(Web page and app entries)

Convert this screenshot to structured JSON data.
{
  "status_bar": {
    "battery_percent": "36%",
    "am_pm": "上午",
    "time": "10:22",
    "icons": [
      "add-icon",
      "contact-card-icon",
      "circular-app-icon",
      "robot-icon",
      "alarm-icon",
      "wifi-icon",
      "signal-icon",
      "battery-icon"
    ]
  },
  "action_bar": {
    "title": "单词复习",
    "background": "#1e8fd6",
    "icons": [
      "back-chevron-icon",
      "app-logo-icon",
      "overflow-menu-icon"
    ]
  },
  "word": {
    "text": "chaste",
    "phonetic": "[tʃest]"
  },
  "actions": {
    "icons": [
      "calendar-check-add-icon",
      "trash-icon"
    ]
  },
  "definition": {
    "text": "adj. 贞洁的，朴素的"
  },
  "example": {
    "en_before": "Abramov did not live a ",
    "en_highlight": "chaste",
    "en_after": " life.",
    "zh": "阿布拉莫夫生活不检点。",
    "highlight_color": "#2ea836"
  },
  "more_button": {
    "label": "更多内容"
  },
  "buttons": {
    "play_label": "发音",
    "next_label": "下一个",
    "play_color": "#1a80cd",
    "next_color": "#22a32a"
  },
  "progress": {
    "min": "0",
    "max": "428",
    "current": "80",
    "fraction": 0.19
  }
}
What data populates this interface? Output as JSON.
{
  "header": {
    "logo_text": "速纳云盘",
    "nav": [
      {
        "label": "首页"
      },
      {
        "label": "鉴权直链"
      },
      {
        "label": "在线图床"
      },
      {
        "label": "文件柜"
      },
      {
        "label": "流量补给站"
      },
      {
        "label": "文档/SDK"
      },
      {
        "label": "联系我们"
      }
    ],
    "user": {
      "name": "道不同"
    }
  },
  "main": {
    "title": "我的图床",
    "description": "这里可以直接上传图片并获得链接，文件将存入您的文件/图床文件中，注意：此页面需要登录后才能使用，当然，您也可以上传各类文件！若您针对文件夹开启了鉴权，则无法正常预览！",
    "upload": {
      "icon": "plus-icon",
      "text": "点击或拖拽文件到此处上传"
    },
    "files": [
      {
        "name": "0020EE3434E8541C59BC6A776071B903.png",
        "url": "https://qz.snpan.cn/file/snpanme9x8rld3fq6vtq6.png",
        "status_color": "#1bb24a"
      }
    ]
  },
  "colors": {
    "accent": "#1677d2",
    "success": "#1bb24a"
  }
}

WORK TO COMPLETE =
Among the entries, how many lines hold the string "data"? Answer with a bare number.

EXERCISE RESPONSE =
2